New team - challenging start
As things progress in Mosul we’ve had to replace most of our team in the area. Our surgeon Axel is replaced now by Elisa and we have Stefan and Marino as doctors at our Trauma Stabilization Point (TSP). All three are supported further by paramedics and nurses.
Our three new team members were in at the deep end from the get-go with the IS military situation in the old town growing more and more disastrous. Suicide attacks on populated areas of Mosul and sleeper cells being activated in other free parts of the city. Our team continued their work despite the barrage of recent destruction and bloodshed, earning our deep thanks and respect.
Here the first report by Elisa and Stefan:
Tobi and Karin taking care of a young patient. Foto: CADUS
"The first day at the TSP was characterised by incidents in the old town. IS military began with suicide attacks on the market where dozens of civilians and soldiers were killed. It was hours before the first injured were admitted to our team and we later learned that IS had instructed their snipers to shoot and throw grenades at injured survivors of suicide attacks as well as volunteers who went to aid them.
Several soldiers who were brought to us did not survive the journey and were already dead. Those who did arrive alive were stabilised and given initial treatment so that ambulances could take them to the surrounding hospitals, we barely saw any injured civilians, indicating most had died.
Kristy sews a wound on a wrist. Foto: CADUS
A patient gets an infusion from April, translator Tiger is assisting. Foto: CADUS
The night set in with gunfire, explosions and clouds of smoke above the freed parts of the city directly behind the TSP. After initial alert we were informed that 10 to 15 IS fighters, suspected sleepers, were attacking already freed districts in Mosul. The first assumed suicide attacks by single individuals turned out to be an offensive by IS, within the surrounding districts Al-Tanak, A-Risalah and Al-Yarmouk which, having previously been freed, now found themselves under attack again.

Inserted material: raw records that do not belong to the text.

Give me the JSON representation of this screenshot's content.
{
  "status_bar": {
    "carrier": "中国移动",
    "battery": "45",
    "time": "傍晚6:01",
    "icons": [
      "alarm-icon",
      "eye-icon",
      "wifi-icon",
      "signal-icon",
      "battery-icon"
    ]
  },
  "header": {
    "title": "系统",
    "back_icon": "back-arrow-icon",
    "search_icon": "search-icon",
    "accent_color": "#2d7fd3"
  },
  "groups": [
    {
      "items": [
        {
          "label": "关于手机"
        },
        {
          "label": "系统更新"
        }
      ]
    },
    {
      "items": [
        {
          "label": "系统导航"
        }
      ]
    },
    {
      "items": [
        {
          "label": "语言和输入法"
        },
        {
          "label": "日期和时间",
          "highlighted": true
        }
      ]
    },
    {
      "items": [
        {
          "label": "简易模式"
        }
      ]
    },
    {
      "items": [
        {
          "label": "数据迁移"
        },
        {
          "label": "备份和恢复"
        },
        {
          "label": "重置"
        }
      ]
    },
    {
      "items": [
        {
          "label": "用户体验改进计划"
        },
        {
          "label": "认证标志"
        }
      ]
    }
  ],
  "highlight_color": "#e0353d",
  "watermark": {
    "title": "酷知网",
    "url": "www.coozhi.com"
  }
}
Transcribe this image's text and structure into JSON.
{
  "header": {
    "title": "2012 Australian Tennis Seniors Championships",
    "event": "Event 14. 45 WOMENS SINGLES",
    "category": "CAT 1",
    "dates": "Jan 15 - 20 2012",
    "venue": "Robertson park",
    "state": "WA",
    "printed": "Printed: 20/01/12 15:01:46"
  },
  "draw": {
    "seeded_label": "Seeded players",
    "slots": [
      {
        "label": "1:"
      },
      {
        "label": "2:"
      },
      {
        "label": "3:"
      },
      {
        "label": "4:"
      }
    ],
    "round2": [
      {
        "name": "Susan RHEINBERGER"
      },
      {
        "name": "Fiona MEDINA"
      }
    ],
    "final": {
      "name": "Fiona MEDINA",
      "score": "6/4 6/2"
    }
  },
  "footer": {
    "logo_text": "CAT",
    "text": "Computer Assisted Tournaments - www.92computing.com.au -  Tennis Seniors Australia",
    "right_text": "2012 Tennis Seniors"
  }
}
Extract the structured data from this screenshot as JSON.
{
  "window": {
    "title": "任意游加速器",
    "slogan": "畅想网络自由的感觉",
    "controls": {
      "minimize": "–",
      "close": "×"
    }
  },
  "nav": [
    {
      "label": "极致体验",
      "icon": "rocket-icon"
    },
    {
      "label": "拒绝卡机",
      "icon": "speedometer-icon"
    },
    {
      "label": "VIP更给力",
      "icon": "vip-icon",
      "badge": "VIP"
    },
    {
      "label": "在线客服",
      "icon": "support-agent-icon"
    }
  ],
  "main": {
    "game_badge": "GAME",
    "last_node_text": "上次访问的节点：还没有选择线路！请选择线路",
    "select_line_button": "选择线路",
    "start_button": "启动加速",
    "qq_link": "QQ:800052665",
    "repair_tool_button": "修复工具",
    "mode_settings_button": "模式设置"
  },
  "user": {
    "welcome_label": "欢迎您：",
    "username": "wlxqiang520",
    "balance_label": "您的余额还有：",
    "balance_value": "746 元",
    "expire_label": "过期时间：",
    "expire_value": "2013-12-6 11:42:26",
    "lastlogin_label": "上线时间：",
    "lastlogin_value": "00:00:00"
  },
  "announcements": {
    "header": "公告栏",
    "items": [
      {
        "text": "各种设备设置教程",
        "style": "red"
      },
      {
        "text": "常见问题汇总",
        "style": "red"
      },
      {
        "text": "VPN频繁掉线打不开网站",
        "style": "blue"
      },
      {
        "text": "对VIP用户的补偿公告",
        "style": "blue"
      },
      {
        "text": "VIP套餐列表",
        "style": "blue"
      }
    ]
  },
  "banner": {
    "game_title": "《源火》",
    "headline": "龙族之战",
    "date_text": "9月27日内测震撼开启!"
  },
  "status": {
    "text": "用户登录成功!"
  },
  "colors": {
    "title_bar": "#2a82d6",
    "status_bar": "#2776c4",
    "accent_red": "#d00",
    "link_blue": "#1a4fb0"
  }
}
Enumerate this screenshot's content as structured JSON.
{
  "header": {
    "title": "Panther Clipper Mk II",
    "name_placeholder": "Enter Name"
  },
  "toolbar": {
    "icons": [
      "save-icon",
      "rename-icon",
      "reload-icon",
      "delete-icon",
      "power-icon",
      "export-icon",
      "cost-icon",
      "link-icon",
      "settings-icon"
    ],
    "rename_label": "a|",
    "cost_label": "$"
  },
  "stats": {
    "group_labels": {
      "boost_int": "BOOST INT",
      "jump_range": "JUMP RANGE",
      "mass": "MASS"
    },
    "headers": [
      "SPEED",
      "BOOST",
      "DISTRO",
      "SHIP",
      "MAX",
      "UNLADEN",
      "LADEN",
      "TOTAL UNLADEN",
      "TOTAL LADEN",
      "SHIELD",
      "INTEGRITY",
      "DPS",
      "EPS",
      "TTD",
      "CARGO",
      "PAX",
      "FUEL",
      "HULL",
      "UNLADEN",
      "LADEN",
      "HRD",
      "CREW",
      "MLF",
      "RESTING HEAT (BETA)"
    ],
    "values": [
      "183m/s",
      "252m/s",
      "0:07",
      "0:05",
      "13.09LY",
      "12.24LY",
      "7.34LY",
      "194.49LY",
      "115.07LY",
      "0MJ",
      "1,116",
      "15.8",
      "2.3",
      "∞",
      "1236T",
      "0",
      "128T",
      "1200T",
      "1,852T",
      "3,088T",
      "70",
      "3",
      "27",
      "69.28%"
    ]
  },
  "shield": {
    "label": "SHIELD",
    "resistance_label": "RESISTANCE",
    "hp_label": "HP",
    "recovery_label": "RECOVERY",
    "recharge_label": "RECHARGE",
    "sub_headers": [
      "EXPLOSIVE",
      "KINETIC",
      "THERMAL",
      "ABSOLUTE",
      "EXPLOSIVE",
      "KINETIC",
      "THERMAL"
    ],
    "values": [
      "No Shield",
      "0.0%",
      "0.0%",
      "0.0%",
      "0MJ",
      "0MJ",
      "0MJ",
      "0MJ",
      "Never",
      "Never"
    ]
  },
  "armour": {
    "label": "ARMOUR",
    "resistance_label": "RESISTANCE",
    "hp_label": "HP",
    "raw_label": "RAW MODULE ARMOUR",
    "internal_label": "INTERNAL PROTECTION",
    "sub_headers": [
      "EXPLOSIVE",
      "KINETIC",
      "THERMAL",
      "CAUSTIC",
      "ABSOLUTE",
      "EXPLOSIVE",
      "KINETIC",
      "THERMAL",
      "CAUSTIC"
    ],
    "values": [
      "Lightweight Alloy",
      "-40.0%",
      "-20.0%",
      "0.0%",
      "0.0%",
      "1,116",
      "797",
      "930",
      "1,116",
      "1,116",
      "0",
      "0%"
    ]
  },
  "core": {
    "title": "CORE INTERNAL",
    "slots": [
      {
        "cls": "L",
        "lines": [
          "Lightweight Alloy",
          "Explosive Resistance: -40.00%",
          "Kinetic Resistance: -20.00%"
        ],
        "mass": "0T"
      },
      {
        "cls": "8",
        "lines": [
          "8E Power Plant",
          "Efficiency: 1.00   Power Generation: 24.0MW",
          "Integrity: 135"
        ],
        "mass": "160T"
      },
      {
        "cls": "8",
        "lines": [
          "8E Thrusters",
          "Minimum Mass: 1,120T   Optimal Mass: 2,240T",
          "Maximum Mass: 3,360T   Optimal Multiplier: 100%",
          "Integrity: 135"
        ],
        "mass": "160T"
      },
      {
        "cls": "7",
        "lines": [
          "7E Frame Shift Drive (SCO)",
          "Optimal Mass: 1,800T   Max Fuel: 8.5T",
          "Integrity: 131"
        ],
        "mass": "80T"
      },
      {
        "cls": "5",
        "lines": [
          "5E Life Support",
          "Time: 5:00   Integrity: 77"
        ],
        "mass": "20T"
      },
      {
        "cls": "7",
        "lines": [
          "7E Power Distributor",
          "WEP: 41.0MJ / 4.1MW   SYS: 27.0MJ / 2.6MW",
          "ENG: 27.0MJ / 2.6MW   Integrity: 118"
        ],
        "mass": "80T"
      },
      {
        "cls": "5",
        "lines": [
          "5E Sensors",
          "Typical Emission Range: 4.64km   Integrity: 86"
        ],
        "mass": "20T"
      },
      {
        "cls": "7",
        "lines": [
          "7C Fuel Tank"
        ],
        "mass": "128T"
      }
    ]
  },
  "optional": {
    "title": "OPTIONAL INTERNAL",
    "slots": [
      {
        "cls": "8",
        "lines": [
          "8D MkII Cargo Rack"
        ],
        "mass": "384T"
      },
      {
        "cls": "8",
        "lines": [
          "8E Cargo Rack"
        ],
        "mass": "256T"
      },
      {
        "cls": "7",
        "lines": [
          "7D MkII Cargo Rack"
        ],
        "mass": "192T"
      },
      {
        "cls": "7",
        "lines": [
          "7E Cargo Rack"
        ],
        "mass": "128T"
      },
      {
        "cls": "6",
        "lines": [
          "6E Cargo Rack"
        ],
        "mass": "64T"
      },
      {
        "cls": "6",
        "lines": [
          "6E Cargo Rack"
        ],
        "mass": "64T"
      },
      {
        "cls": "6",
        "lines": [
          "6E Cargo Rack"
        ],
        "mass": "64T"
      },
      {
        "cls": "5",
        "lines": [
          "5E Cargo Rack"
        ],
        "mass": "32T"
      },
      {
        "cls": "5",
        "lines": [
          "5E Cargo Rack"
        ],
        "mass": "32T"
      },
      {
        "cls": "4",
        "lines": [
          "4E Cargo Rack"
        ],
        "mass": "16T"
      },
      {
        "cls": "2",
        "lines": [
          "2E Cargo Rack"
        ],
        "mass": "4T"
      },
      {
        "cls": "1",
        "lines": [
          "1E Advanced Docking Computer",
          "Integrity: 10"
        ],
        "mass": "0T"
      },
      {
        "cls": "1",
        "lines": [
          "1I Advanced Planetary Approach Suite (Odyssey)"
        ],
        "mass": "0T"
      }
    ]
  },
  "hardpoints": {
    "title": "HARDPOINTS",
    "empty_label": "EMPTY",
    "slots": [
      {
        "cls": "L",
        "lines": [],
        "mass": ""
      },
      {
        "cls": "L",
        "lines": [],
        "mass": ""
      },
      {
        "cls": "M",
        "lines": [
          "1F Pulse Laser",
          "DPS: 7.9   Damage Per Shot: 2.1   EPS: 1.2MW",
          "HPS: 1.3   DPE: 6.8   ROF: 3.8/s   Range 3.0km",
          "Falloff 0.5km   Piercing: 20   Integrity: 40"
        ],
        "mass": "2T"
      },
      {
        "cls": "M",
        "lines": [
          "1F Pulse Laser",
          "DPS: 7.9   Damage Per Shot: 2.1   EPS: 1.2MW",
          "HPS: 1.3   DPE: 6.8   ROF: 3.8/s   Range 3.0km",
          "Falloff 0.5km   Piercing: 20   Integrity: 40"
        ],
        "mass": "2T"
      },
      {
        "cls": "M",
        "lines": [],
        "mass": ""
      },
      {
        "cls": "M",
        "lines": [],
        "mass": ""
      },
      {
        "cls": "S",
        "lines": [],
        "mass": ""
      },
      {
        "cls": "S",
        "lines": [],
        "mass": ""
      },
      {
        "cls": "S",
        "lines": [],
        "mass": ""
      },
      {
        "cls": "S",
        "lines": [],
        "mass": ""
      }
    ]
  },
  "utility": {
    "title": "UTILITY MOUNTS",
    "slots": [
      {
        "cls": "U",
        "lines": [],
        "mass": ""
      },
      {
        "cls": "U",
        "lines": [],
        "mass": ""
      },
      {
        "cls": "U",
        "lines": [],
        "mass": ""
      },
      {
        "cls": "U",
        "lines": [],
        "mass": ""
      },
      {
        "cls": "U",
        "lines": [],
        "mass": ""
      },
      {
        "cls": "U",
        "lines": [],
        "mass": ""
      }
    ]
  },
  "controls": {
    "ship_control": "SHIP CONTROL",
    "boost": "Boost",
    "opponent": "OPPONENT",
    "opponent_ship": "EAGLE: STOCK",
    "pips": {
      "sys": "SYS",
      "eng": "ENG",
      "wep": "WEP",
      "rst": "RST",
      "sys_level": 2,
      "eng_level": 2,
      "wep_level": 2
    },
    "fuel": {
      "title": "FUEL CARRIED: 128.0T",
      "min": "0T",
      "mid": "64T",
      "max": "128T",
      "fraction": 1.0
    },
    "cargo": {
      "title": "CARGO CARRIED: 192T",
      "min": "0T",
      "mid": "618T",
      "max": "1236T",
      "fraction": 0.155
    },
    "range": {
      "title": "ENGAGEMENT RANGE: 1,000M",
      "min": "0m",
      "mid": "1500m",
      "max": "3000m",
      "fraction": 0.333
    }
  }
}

We later heard a further three districts in Western Mosul, which had also previously been freed, were also under attack again. These attacks were followed by a counterstrike by the Iraqi Army and supported by the US Airforce. The entire night we heard a constant stream of gunfire, exploding bombs and grenade attacks from the TSP.
Approximately 20 to 30 injured people brought to us were treated and then either released or relocated and we received the news that the MSF (Doctors Without Borders) hospital was forced to close due to battle taking place in the surrounding area.
Dense smoke rises above the attacked parts of the city, very close to our TSP. Foto: CADUS
The civilians who escaped from occupied areas arrived at our TSP, many of them injured from being buried by falling ruins and trapped for a long time with no access to food, water or medication. Among them was a heavily pregnant woman who reached us already in labour. We prepared for the new arrival and despite it being a challenge to support a birth next to the treatment of severely injured people we were happy to witness the fact that despite all the death and destruction life continues. The pregnant woman herself and her mother in law were calm and were even able to joke with us amongst the chaos. At dawn, when the streets were released to civilians again, they decided to drive to the hospital. The rest of the night we tried to find some sleep, despite the unfamiliar and intense background noise and the interruptions of treating newly arriving patients. The heat plays its contribution to further sleeplessness as well as the worry that we need more and more money for supplies every day to cope with the ongoing turmoil in Mosul.”
Author: Jonas Grünwald